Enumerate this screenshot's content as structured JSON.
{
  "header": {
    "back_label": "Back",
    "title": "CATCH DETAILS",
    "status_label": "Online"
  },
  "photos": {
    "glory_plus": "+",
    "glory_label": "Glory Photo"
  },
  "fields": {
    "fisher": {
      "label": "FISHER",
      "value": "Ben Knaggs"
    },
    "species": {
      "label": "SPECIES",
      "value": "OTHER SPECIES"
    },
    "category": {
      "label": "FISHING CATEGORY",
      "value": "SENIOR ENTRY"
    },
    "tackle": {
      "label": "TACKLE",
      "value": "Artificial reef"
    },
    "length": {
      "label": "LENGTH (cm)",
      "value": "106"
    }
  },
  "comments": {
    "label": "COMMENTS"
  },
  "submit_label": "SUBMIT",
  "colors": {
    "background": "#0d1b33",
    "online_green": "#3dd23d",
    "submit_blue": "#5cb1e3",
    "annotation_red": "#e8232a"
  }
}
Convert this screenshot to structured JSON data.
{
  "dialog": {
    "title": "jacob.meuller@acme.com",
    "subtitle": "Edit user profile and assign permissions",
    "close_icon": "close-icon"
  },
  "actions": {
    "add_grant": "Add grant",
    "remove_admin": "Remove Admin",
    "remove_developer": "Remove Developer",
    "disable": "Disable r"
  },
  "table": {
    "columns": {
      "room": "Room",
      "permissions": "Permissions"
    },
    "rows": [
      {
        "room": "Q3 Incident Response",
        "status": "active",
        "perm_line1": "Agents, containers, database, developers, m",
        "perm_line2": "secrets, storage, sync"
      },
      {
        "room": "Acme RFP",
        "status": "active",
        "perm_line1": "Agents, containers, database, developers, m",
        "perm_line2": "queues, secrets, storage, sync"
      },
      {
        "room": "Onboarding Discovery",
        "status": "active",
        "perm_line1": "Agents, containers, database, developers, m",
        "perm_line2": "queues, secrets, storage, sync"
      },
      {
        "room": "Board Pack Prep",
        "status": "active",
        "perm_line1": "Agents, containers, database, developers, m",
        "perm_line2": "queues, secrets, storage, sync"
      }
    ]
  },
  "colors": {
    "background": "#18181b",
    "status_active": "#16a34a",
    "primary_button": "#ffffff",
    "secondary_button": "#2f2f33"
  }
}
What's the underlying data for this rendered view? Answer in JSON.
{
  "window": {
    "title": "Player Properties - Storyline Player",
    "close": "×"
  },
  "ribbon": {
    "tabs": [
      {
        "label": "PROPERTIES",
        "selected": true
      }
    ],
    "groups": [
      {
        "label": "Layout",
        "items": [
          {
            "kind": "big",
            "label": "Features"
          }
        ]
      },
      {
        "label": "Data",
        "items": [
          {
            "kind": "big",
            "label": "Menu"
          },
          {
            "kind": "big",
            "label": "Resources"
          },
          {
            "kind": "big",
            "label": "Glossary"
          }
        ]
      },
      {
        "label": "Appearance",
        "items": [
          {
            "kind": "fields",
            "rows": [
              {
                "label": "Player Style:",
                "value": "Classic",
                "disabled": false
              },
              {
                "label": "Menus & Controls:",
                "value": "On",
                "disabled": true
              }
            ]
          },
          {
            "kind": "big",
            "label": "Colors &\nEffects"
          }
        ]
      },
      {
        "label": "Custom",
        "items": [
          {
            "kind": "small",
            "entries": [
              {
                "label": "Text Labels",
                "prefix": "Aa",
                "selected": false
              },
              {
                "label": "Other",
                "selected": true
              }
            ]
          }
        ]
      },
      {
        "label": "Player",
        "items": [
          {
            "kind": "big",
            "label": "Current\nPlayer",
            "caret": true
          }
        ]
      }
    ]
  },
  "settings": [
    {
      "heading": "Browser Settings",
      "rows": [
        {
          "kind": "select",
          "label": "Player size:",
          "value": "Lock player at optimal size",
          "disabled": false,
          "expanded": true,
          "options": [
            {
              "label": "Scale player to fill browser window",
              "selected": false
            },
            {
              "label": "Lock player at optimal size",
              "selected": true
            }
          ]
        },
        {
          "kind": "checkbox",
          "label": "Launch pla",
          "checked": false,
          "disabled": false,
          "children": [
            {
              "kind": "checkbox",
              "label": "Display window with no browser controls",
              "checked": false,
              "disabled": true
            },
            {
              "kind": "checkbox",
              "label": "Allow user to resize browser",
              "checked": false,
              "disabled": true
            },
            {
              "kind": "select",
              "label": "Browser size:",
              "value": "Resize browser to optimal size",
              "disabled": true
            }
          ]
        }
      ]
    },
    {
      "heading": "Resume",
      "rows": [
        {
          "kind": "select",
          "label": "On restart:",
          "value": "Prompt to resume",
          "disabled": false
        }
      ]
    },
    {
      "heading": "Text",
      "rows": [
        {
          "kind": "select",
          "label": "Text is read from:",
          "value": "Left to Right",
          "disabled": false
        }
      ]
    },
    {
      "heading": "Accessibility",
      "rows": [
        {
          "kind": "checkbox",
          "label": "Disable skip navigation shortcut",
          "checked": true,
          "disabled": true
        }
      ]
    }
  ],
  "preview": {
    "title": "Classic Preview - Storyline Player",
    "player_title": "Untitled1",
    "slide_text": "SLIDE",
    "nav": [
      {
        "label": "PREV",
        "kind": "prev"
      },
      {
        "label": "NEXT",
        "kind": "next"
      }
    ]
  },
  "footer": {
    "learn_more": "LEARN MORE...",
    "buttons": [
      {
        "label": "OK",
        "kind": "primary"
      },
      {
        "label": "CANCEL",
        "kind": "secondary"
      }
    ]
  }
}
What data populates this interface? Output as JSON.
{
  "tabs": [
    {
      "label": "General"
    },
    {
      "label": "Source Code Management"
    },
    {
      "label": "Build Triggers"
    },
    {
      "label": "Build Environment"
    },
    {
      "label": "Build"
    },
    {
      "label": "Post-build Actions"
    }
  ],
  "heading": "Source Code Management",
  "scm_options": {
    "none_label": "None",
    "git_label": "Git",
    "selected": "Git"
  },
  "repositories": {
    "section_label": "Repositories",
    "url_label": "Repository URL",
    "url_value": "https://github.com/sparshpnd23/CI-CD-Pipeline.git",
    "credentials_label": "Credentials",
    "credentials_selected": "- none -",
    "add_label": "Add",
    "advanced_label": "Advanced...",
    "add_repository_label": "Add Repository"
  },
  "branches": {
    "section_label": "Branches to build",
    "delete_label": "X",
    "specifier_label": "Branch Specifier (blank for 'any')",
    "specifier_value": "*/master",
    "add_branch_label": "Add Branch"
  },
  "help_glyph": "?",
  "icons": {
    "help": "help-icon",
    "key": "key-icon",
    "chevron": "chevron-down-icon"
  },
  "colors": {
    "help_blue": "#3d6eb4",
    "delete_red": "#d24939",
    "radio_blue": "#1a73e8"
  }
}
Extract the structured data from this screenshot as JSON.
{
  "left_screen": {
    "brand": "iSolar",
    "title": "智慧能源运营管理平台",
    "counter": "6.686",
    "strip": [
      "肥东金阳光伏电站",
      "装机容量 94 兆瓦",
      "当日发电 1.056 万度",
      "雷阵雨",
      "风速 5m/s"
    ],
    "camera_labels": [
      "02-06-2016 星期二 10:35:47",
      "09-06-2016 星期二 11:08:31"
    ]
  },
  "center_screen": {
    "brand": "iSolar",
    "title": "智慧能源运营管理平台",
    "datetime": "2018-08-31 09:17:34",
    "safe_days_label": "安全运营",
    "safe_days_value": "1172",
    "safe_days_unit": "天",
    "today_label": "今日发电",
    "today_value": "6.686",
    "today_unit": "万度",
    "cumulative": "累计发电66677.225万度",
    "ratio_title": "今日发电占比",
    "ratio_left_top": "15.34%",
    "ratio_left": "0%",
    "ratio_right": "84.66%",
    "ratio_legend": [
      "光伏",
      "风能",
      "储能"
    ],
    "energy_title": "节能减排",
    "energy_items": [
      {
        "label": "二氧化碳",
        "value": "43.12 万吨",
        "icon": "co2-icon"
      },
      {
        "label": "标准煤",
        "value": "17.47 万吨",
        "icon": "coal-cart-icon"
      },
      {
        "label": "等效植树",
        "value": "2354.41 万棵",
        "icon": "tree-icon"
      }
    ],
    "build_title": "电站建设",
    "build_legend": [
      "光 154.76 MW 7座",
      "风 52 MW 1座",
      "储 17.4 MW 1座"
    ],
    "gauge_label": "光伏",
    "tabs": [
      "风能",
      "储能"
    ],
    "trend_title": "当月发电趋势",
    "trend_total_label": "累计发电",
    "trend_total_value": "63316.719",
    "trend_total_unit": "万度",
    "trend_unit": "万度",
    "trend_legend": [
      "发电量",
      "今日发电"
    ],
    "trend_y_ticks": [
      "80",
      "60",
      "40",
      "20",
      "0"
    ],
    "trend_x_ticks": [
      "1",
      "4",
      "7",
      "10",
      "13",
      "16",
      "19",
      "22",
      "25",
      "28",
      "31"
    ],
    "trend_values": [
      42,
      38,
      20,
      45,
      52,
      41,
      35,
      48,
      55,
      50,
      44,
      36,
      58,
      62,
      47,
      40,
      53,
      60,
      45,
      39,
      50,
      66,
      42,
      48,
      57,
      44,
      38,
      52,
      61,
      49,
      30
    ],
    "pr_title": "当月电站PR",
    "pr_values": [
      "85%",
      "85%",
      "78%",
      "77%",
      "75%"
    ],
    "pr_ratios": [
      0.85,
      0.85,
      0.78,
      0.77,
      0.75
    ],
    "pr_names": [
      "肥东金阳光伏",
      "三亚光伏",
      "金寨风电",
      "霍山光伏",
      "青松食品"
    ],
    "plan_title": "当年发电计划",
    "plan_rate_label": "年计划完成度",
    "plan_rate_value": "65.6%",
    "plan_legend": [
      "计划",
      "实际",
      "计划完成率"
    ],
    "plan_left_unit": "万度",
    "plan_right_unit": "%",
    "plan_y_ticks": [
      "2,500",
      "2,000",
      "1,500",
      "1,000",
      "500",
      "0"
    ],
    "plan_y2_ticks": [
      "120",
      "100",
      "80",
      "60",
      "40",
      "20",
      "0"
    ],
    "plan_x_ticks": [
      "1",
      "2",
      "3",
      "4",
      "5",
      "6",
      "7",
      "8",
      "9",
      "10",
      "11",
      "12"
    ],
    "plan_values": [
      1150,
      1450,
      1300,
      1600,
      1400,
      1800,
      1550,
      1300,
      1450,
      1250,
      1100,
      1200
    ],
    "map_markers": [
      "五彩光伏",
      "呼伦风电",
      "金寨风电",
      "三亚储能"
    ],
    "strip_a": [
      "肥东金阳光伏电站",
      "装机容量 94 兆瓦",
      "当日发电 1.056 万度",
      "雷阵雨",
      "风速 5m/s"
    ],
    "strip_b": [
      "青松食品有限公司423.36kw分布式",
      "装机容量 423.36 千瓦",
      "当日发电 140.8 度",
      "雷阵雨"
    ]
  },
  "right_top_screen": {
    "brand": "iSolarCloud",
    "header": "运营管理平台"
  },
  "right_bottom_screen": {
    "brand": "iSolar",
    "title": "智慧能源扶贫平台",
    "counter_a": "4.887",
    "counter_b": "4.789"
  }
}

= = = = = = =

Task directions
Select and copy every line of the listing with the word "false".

Expected output
                "disabled": false
                "selected": false
          "disabled": false,
              "selected": false
          "checked": false,
          "disabled": false,
              "checked": false,
              "checked": false,
          "disabled": false
          "disabled": false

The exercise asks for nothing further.